**Directions:**
Every entry below should be printed again exactly as it reads.

Source records:
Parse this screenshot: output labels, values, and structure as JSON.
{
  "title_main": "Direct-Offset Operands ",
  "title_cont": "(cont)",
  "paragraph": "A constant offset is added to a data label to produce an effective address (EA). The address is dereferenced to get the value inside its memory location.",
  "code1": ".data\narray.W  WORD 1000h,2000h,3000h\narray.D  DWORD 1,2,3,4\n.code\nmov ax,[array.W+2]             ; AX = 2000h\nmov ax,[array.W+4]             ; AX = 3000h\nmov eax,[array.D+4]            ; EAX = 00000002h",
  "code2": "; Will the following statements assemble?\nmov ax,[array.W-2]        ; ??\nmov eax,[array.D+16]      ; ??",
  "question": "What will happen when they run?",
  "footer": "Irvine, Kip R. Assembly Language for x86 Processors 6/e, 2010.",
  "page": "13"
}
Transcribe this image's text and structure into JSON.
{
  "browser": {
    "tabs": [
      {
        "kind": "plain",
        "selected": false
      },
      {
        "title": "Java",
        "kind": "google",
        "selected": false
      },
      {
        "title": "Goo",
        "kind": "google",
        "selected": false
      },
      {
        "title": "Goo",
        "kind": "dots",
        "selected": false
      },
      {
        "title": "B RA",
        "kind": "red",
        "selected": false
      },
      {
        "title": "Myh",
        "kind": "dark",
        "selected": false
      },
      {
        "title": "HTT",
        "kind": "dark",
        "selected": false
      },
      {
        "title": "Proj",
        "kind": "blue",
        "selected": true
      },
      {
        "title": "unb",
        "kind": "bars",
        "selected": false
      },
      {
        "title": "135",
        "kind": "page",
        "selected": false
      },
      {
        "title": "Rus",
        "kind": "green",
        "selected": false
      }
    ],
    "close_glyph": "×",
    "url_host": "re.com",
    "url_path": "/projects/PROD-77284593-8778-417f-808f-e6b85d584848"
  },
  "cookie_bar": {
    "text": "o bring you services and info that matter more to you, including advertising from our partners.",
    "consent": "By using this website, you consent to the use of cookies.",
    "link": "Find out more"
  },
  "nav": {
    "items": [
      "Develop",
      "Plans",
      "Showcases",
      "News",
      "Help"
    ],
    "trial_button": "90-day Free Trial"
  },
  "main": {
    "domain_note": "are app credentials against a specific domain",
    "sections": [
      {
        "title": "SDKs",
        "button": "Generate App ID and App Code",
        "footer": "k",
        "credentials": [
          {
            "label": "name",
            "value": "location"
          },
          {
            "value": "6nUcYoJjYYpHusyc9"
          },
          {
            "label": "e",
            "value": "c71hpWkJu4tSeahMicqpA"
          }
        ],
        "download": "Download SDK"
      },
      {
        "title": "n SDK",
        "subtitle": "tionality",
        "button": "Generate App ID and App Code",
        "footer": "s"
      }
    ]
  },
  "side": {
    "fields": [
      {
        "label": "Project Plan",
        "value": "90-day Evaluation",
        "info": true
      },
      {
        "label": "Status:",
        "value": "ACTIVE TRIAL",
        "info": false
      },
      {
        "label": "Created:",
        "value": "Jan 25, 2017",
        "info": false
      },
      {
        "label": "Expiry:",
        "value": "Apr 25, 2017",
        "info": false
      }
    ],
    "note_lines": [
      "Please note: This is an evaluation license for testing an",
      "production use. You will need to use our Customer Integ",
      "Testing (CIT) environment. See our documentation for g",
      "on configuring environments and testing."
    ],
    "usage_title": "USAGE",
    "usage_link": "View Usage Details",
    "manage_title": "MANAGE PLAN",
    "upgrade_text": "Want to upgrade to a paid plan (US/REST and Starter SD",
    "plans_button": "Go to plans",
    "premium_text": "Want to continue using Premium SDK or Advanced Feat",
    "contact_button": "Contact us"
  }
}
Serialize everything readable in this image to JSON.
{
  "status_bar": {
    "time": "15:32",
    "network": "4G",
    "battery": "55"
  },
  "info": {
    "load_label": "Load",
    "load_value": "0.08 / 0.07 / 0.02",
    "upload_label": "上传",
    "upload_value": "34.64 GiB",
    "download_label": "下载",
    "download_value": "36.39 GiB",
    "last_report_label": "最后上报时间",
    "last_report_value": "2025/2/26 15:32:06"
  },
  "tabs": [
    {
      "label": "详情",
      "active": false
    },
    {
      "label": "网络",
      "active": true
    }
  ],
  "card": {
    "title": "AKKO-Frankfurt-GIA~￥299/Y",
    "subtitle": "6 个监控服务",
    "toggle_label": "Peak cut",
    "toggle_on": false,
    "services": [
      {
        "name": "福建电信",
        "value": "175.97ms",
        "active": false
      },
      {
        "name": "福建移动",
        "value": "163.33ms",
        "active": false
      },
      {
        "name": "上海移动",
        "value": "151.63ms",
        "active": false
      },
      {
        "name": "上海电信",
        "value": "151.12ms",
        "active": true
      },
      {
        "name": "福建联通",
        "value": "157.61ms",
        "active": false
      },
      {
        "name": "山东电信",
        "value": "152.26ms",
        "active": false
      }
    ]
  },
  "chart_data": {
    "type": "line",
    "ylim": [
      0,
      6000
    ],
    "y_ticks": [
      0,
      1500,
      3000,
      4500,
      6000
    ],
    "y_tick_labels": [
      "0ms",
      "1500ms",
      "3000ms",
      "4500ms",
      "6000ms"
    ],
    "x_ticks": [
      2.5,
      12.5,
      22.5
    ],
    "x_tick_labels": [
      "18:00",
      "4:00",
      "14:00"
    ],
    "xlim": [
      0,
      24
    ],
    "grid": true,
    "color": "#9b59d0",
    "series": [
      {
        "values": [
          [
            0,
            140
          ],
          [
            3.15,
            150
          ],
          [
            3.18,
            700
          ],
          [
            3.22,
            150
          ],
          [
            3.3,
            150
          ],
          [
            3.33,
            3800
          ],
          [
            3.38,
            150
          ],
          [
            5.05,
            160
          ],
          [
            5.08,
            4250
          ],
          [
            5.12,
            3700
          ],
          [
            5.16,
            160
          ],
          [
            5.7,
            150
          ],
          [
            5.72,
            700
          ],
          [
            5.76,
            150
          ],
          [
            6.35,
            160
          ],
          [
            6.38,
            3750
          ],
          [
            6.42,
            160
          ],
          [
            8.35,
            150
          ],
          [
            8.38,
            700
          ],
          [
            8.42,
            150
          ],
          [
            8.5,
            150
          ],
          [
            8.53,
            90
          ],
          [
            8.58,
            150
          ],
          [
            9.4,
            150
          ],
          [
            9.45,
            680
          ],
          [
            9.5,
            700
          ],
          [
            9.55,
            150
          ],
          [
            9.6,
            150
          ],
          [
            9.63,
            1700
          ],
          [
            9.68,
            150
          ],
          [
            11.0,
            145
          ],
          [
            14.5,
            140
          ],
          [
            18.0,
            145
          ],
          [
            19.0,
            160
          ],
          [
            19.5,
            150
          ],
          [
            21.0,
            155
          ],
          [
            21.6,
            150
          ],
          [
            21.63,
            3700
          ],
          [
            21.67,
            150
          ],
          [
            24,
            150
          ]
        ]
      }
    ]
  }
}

**Your solution:**
Parse this screenshot: output labels, values, and structure as JSON.
{
  "title_main": "Direct-Offset Operands ",
  "title_cont": "(cont)",
  "paragraph": "A constant offset is added to a data label to produce an effective address (EA). The address is dereferenced to get the value inside its memory location.",
  "code1": ".data\narray.W  WORD 1000h,2000h,3000h\narray.D  DWORD 1,2,3,4\n.code\nmov ax,[array.W+2]             ; AX = 2000h\nmov ax,[array.W+4]             ; AX = 3000h\nmov eax,[array.D+4]            ; EAX = 00000002h",
  "code2": "; Will the following statements assemble?\nmov ax,[array.W-2]        ; ??\nmov eax,[array.D+16]      ; ??",
  "question": "What will happen when they run?",
  "footer": "Irvine, Kip R. Assembly Language for x86 Processors 6/e, 2010.",
  "page": "13"
}
Transcribe this image's text and structure into JSON.
{
  "browser": {
    "tabs": [
      {
        "kind": "plain",
        "selected": false
      },
      {
        "title": "Java",
        "kind": "google",
        "selected": false
      },
      {
        "title": "Goo",
        "kind": "google",
        "selected": false
      },
      {
        "title": "Goo",
        "kind": "dots",
        "selected": false
      },
      {
        "title": "B RA",
        "kind": "red",
        "selected": false
      },
      {
        "title": "Myh",
        "kind": "dark",
        "selected": false
      },
      {
        "title": "HTT",
        "kind": "dark",
        "selected": false
      },
      {
        "title": "Proj",
        "kind": "blue",
        "selected": true
      },
      {
        "title": "unb",
        "kind": "bars",
        "selected": false
      },
      {
        "title": "135",
        "kind": "page",
        "selected": false
      },
      {
        "title": "Rus",
        "kind": "green",
        "selected": false
      }
    ],
    "close_glyph": "×",
    "url_host": "re.com",
    "url_path": "/projects/PROD-77284593-8778-417f-808f-e6b85d584848"
  },
  "cookie_bar": {
    "text": "o bring you services and info that matter more to you, including advertising from our partners.",
    "consent": "By using this website, you consent to the use of cookies.",
    "link": "Find out more"
  },
  "nav": {
    "items": [
      "Develop",
      "Plans",
      "Showcases",
      "News",
      "Help"
    ],
    "trial_button": "90-day Free Trial"
  },
  "main": {
    "domain_note": "are app credentials against a specific domain",
    "sections": [
      {
        "title": "SDKs",
        "button": "Generate App ID and App Code",
        "footer": "k",
        "credentials": [
          {
            "label": "name",
            "value": "location"
          },
          {
            "value": "6nUcYoJjYYpHusyc9"
          },
          {
            "label": "e",
            "value": "c71hpWkJu4tSeahMicqpA"
          }
        ],
        "download": "Download SDK"
      },
      {
        "title": "n SDK",
        "subtitle": "tionality",
        "button": "Generate App ID and App Code",
        "footer": "s"
      }
    ]
  },
  "side": {
    "fields": [
      {
        "label": "Project Plan",
        "value": "90-day Evaluation",
        "info": true
      },
      {
        "label": "Status:",
        "value": "ACTIVE TRIAL",
        "info": false
      },
      {
        "label": "Created:",
        "value": "Jan 25, 2017",
        "info": false
      },
      {
        "label": "Expiry:",
        "value": "Apr 25, 2017",
        "info": false
      }
    ],
    "note_lines": [
      "Please note: This is an evaluation license for testing an",
      "production use. You will need to use our Customer Integ",
      "Testing (CIT) environment. See our documentation for g",
      "on configuring environments and testing."
    ],
    "usage_title": "USAGE",
    "usage_link": "View Usage Details",
    "manage_title": "MANAGE PLAN",
    "upgrade_text": "Want to upgrade to a paid plan (US/REST and Starter SD",
    "plans_button": "Go to plans",
    "premium_text": "Want to continue using Premium SDK or Advanced Feat",
    "contact_button": "Contact us"
  }
}
Serialize everything readable in this image to JSON.
{
  "status_bar": {
    "time": "15:32",
    "network": "4G",
    "battery": "55"
  },
  "info": {
    "load_label": "Load",
    "load_value": "0.08 / 0.07 / 0.02",
    "upload_label": "上传",
    "upload_value": "34.64 GiB",
    "download_label": "下载",
    "download_value": "36.39 GiB",
    "last_report_label": "最后上报时间",
    "last_report_value": "2025/2/26 15:32:06"
  },
  "tabs": [
    {
      "label": "详情",
      "active": false
    },
    {
      "label": "网络",
      "active": true
    }
  ],
  "card": {
    "title": "AKKO-Frankfurt-GIA~￥299/Y",
    "subtitle": "6 个监控服务",
    "toggle_label": "Peak cut",
    "toggle_on": false,
    "services": [
      {
        "name": "福建电信",
        "value": "175.97ms",
        "active": false
      },
      {
        "name": "福建移动",
        "value": "163.33ms",
        "active": false
      },
      {
        "name": "上海移动",
        "value": "151.63ms",
        "active": false
      },
      {
        "name": "上海电信",
        "value": "151.12ms",
        "active": true
      },
      {
        "name": "福建联通",
        "value": "157.61ms",
        "active": false
      },
      {
        "name": "山东电信",
        "value": "152.26ms",
        "active": false
      }
    ]
  },
  "chart_data": {
    "type": "line",
    "ylim": [
      0,
      6000
    ],
    "y_ticks": [
      0,
      1500,
      3000,
      4500,
      6000
    ],
    "y_tick_labels": [
      "0ms",
      "1500ms",
      "3000ms",
      "4500ms",
      "6000ms"
    ],
    "x_ticks": [
      2.5,
      12.5,
      22.5
    ],
    "x_tick_labels": [
      "18:00",
      "4:00",
      "14:00"
    ],
    "xlim": [
      0,
      24
    ],
    "grid": true,
    "color": "#9b59d0",
    "series": [
      {
        "values": [
          [
            0,
            140
          ],
          [
            3.15,
            150
          ],
          [
            3.18,
            700
          ],
          [
            3.22,
            150
          ],
          [
            3.3,
            150
          ],
          [
            3.33,
            3800
          ],
          [
            3.38,
            150
          ],
          [
            5.05,
            160
          ],
          [
            5.08,
            4250
          ],
          [
            5.12,
            3700
          ],
          [
            5.16,
            160
          ],
          [
            5.7,
            150
          ],
          [
            5.72,
            700
          ],
          [
            5.76,
            150
          ],
          [
            6.35,
            160
          ],
          [
            6.38,
            3750
          ],
          [
            6.42,
            160
          ],
          [
            8.35,
            150
          ],
          [
            8.38,
            700
          ],
          [
            8.42,
            150
          ],
          [
            8.5,
            150
          ],
          [
            8.53,
            90
          ],
          [
            8.58,
            150
          ],
          [
            9.4,
            150
          ],
          [
            9.45,
            680
          ],
          [
            9.5,
            700
          ],
          [
            9.55,
            150
          ],
          [
            9.6,
            150
          ],
          [
            9.63,
            1700
          ],
          [
            9.68,
            150
          ],
          [
            11.0,
            145
          ],
          [
            14.5,
            140
          ],
          [
            18.0,
            145
          ],
          [
            19.0,
            160
          ],
          [
            19.5,
            150
          ],
          [
            21.0,
            155
          ],
          [
            21.6,
            150
          ],
          [
            21.63,
            3700
          ],
          [
            21.67,
            150
          ],
          [
            24,
            150
          ]
        ]
      }
    ]
  }
}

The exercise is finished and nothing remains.